Data items:
● ● ● ●

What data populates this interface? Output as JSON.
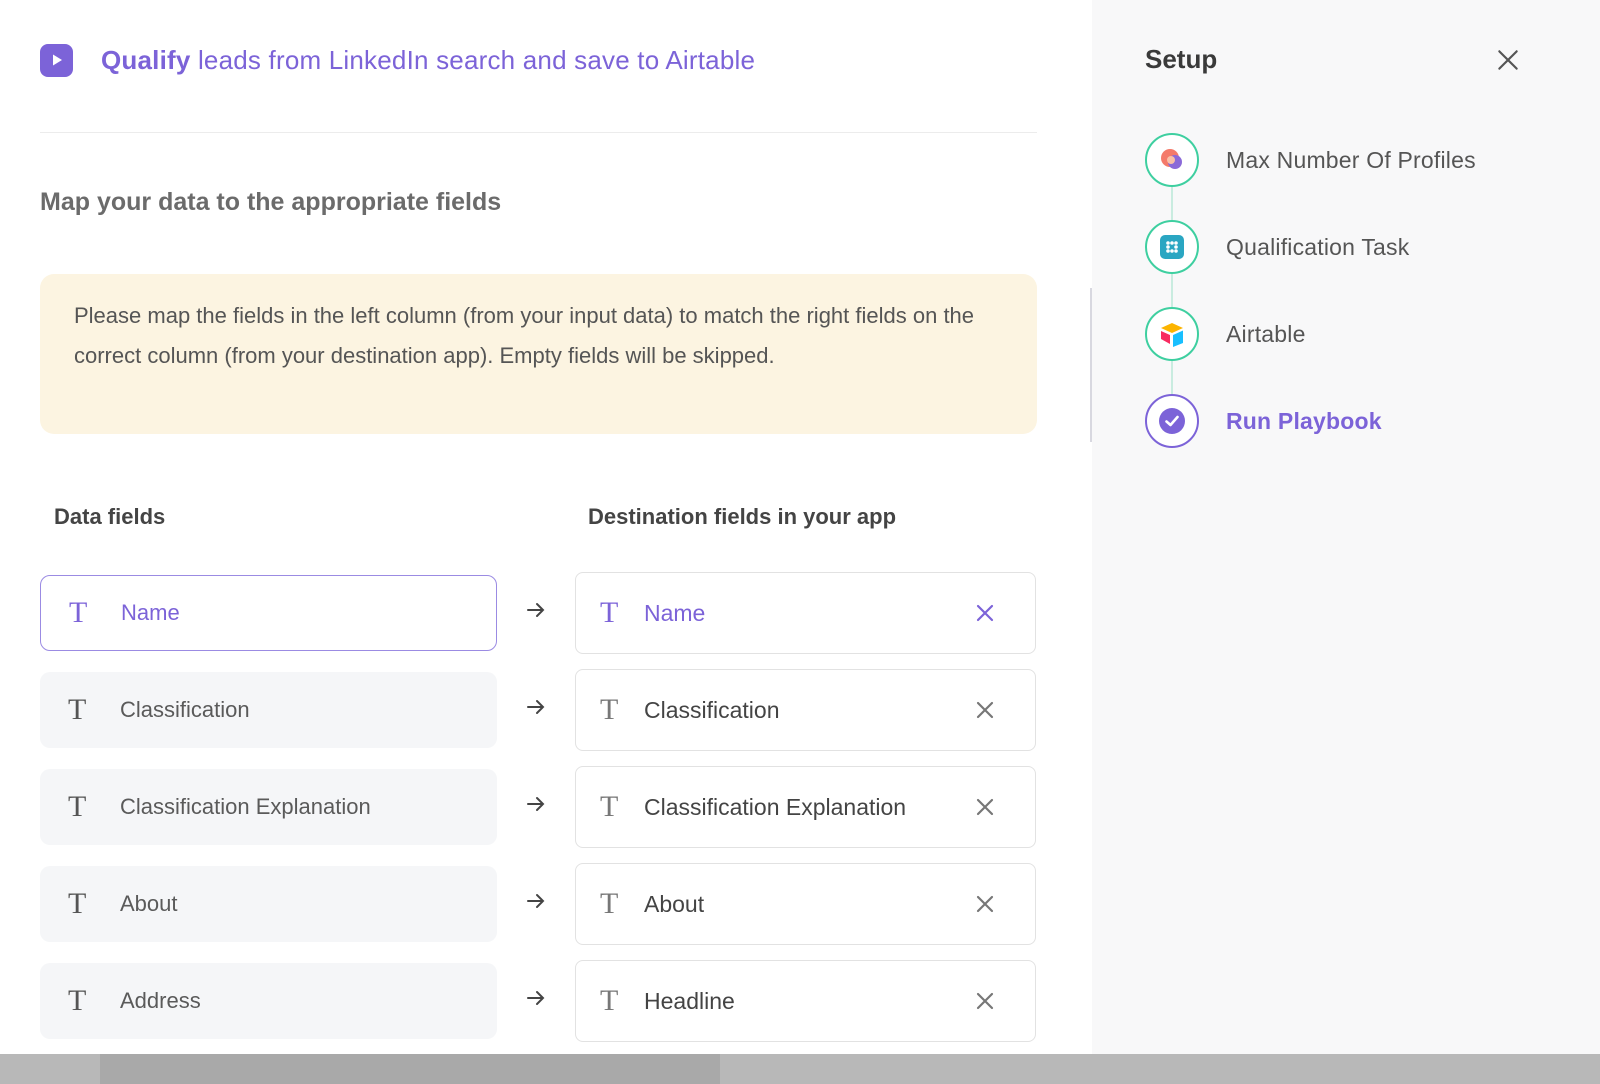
{
  "header": {
    "title_bold": "Qualify",
    "title_rest": " leads from LinkedIn search and save to Airtable"
  },
  "section": {
    "heading": "Map your data to the appropriate fields",
    "notice": "Please map the fields in the left column (from your input data) to match the right fields on the correct column (from your destination app). Empty fields will be skipped."
  },
  "columns": {
    "left": "Data fields",
    "right": "Destination fields in your app"
  },
  "mappings": [
    {
      "source": "Name",
      "destination": "Name",
      "active": true
    },
    {
      "source": "Classification",
      "destination": "Classification",
      "active": false
    },
    {
      "source": "Classification Explanation",
      "destination": "Classification Explanation",
      "active": false
    },
    {
      "source": "About",
      "destination": "About",
      "active": false
    },
    {
      "source": "Address",
      "destination": "Headline",
      "active": false
    }
  ],
  "sidebar": {
    "title": "Setup",
    "steps": [
      {
        "label": "Max Number Of Profiles",
        "icon": "profiles-app-icon",
        "state": "done"
      },
      {
        "label": "Qualification Task",
        "icon": "task-app-icon",
        "state": "done"
      },
      {
        "label": "Airtable",
        "icon": "airtable-icon",
        "state": "done"
      },
      {
        "label": "Run Playbook",
        "icon": "check-circle-icon",
        "state": "current"
      }
    ]
  },
  "colors": {
    "accent": "#7c63d8",
    "step_done": "#3ecfa0",
    "notice_bg": "#fcf4e1"
  }
}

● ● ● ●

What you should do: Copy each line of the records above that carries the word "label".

Solution for this problem:
        "label": "Max Number Of Profiles",
        "label": "Qualification Task",
        "label": "Airtable",
        "label": "Run Playbook",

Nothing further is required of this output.